- [Exercise directions]:
Each line below should be repeated exactly as written, with no pictures carried over.

::: Recorded data :::

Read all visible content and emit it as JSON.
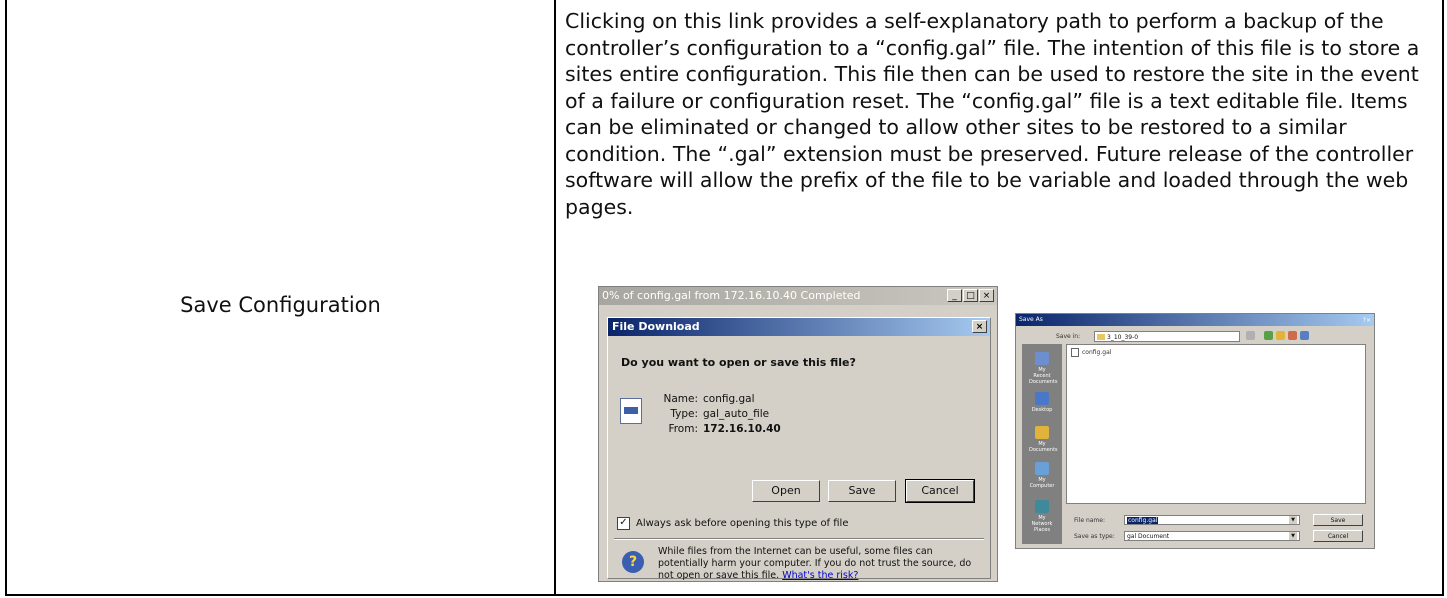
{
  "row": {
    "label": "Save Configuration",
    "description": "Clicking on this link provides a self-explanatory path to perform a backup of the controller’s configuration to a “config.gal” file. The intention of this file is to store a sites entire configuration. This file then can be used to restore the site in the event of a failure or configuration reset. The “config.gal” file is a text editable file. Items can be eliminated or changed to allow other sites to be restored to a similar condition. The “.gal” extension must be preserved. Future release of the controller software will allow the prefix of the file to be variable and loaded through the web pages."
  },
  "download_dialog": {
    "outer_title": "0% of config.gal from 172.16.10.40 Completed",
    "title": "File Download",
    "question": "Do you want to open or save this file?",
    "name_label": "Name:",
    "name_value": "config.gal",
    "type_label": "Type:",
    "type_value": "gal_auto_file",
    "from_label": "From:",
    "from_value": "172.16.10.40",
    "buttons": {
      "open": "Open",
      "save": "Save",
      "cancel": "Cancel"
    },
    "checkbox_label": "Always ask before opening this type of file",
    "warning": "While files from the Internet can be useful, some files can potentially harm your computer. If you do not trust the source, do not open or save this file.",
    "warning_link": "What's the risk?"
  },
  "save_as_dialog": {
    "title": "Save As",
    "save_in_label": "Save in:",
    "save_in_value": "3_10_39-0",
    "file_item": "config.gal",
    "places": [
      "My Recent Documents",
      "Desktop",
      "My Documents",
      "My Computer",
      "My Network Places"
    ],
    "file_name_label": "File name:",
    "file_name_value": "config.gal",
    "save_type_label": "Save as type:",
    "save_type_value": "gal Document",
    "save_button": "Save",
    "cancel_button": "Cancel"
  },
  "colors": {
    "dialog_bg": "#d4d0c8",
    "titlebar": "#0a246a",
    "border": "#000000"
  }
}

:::

- [The answer]:
Read all visible content and emit it as JSON.
{
  "row": {
    "label": "Save Configuration",
    "description": "Clicking on this link provides a self-explanatory path to perform a backup of the controller’s configuration to a “config.gal” file. The intention of this file is to store a sites entire configuration. This file then can be used to restore the site in the event of a failure or configuration reset. The “config.gal” file is a text editable file. Items can be eliminated or changed to allow other sites to be restored to a similar condition. The “.gal” extension must be preserved. Future release of the controller software will allow the prefix of the file to be variable and loaded through the web pages."
  },
  "download_dialog": {
    "outer_title": "0% of config.gal from 172.16.10.40 Completed",
    "title": "File Download",
    "question": "Do you want to open or save this file?",
    "name_label": "Name:",
    "name_value": "config.gal",
    "type_label": "Type:",
    "type_value": "gal_auto_file",
    "from_label": "From:",
    "from_value": "172.16.10.40",
    "buttons": {
      "open": "Open",
      "save": "Save",
      "cancel": "Cancel"
    },
    "checkbox_label": "Always ask before opening this type of file",
    "warning": "While files from the Internet can be useful, some files can potentially harm your computer. If you do not trust the source, do not open or save this file.",
    "warning_link": "What's the risk?"
  },
  "save_as_dialog": {
    "title": "Save As",
    "save_in_label": "Save in:",
    "save_in_value": "3_10_39-0",
    "file_item": "config.gal",
    "places": [
      "My Recent Documents",
      "Desktop",
      "My Documents",
      "My Computer",
      "My Network Places"
    ],
    "file_name_label": "File name:",
    "file_name_value": "config.gal",
    "save_type_label": "Save as type:",
    "save_type_value": "gal Document",
    "save_button": "Save",
    "cancel_button": "Cancel"
  },
  "colors": {
    "dialog_bg": "#d4d0c8",
    "titlebar": "#0a246a",
    "border": "#000000"
  }
}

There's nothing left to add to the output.